## SUPPLIED MATERIAL
****
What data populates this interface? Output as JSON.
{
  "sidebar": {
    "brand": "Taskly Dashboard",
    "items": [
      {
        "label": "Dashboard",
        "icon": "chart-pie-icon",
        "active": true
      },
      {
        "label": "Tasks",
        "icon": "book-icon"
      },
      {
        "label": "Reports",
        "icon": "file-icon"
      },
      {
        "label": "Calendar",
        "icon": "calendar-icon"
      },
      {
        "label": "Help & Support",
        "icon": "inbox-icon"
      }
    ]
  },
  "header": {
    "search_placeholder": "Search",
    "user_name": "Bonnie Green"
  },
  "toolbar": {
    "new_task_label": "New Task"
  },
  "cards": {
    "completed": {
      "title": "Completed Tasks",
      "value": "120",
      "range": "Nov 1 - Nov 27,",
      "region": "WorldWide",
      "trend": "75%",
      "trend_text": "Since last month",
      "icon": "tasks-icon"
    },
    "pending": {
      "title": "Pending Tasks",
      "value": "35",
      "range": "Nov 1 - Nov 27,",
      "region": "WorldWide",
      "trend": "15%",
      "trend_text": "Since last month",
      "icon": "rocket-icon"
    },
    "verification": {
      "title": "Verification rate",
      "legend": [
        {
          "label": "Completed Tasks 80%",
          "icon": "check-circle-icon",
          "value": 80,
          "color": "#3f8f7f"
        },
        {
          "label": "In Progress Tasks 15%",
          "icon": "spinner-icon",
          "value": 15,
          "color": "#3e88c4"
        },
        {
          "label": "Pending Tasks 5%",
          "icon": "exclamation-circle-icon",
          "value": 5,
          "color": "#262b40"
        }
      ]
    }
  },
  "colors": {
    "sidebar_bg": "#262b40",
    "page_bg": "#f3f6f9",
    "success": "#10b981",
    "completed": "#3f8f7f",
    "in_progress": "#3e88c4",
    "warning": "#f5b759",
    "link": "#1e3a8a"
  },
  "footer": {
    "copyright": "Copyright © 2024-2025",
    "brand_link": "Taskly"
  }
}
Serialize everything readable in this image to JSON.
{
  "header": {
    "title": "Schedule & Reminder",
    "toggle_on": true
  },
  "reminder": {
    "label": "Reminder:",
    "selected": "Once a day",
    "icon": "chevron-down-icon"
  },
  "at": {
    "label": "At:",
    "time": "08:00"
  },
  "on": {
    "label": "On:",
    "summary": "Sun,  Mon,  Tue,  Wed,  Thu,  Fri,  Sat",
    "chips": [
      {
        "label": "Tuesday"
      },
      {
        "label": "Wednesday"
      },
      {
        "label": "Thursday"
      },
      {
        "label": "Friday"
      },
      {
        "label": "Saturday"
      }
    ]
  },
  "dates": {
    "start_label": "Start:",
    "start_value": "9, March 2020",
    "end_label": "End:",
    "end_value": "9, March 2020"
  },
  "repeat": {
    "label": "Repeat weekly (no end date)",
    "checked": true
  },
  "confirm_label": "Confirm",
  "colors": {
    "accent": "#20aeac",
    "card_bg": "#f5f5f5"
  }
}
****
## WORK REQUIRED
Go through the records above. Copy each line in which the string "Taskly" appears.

## EXERCISE ANSWER
    "brand": "Taskly Dashboard",
    "brand_link": "Taskly"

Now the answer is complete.